> _What you will do_
Would you repeat every entry below word for word but drop the images?

> _Extracted data_
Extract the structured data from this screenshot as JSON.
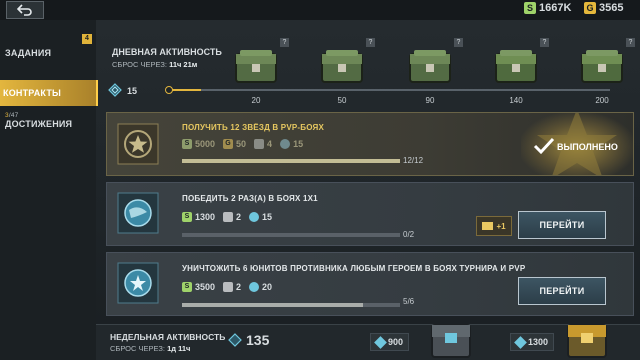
{
  "colors": {
    "accent": "#e3b63e",
    "silver": "#9fd36a",
    "gold": "#e5b83c",
    "points": "#6fc7de"
  },
  "topbar": {
    "back_icon": "back-arrow-icon",
    "silver": "1667K",
    "gold": "3565",
    "silver_icon_glyph": "S",
    "gold_icon_glyph": "G"
  },
  "sidebar": {
    "items": [
      {
        "label": "ЗАДАНИЯ",
        "badge": "4"
      },
      {
        "label": "КОНТРАКТЫ"
      },
      {
        "label": "ДОСТИЖЕНИЯ",
        "progress_current": "3",
        "progress_total": "/47"
      }
    ]
  },
  "daily": {
    "title": "ДНЕВНАЯ АКТИВНОСТЬ",
    "reset_label": "СБРОС ЧЕРЕЗ:",
    "reset_value": "11ч 21м",
    "points": "15",
    "progress_fraction": 0.075,
    "milestones": [
      "20",
      "50",
      "90",
      "140",
      "200"
    ],
    "chest_help": "?"
  },
  "contracts": [
    {
      "title": "ПОЛУЧИТЬ 12 ЗВЁЗД В PVP-БОЯХ",
      "rewards": {
        "silver": "5000",
        "gold": "50",
        "tokens": "4",
        "points": "15"
      },
      "progress_fraction": 1.0,
      "count": "12/12",
      "status": "ВЫПОЛНЕНО"
    },
    {
      "title": "ПОБЕДИТЬ 2 РАЗ(А) В БОЯХ 1X1",
      "rewards": {
        "silver": "1300",
        "tokens": "2",
        "points": "15"
      },
      "progress_fraction": 0.0,
      "count": "0/2",
      "ad_bonus": "+1",
      "button": "ПЕРЕЙТИ"
    },
    {
      "title": "УНИЧТОЖИТЬ 6 ЮНИТОВ ПРОТИВНИКА ЛЮБЫМ ГЕРОЕМ В БОЯХ ТУРНИРА И PVP",
      "rewards": {
        "silver": "3500",
        "tokens": "2",
        "points": "20"
      },
      "progress_fraction": 0.83,
      "count": "5/6",
      "button": "ПЕРЕЙТИ"
    }
  ],
  "weekly": {
    "title": "НЕДЕЛЬНАЯ АКТИВНОСТЬ",
    "reset_label": "СБРОС ЧЕРЕЗ:",
    "reset_value": "1д 11ч",
    "points": "135",
    "milestones": [
      "900",
      "1300"
    ]
  }
}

> _Exercise response_
Extract the structured data from this screenshot as JSON.
{
  "colors": {
    "accent": "#e3b63e",
    "silver": "#9fd36a",
    "gold": "#e5b83c",
    "points": "#6fc7de"
  },
  "topbar": {
    "back_icon": "back-arrow-icon",
    "silver": "1667K",
    "gold": "3565",
    "silver_icon_glyph": "S",
    "gold_icon_glyph": "G"
  },
  "sidebar": {
    "items": [
      {
        "label": "ЗАДАНИЯ",
        "badge": "4"
      },
      {
        "label": "КОНТРАКТЫ"
      },
      {
        "label": "ДОСТИЖЕНИЯ",
        "progress_current": "3",
        "progress_total": "/47"
      }
    ]
  },
  "daily": {
    "title": "ДНЕВНАЯ АКТИВНОСТЬ",
    "reset_label": "СБРОС ЧЕРЕЗ:",
    "reset_value": "11ч 21м",
    "points": "15",
    "progress_fraction": 0.075,
    "milestones": [
      "20",
      "50",
      "90",
      "140",
      "200"
    ],
    "chest_help": "?"
  },
  "contracts": [
    {
      "title": "ПОЛУЧИТЬ 12 ЗВЁЗД В PVP-БОЯХ",
      "rewards": {
        "silver": "5000",
        "gold": "50",
        "tokens": "4",
        "points": "15"
      },
      "progress_fraction": 1.0,
      "count": "12/12",
      "status": "ВЫПОЛНЕНО"
    },
    {
      "title": "ПОБЕДИТЬ 2 РАЗ(А) В БОЯХ 1X1",
      "rewards": {
        "silver": "1300",
        "tokens": "2",
        "points": "15"
      },
      "progress_fraction": 0.0,
      "count": "0/2",
      "ad_bonus": "+1",
      "button": "ПЕРЕЙТИ"
    },
    {
      "title": "УНИЧТОЖИТЬ 6 ЮНИТОВ ПРОТИВНИКА ЛЮБЫМ ГЕРОЕМ В БОЯХ ТУРНИРА И PVP",
      "rewards": {
        "silver": "3500",
        "tokens": "2",
        "points": "20"
      },
      "progress_fraction": 0.83,
      "count": "5/6",
      "button": "ПЕРЕЙТИ"
    }
  ],
  "weekly": {
    "title": "НЕДЕЛЬНАЯ АКТИВНОСТЬ",
    "reset_label": "СБРОС ЧЕРЕЗ:",
    "reset_value": "1д 11ч",
    "points": "135",
    "milestones": [
      "900",
      "1300"
    ]
  }
}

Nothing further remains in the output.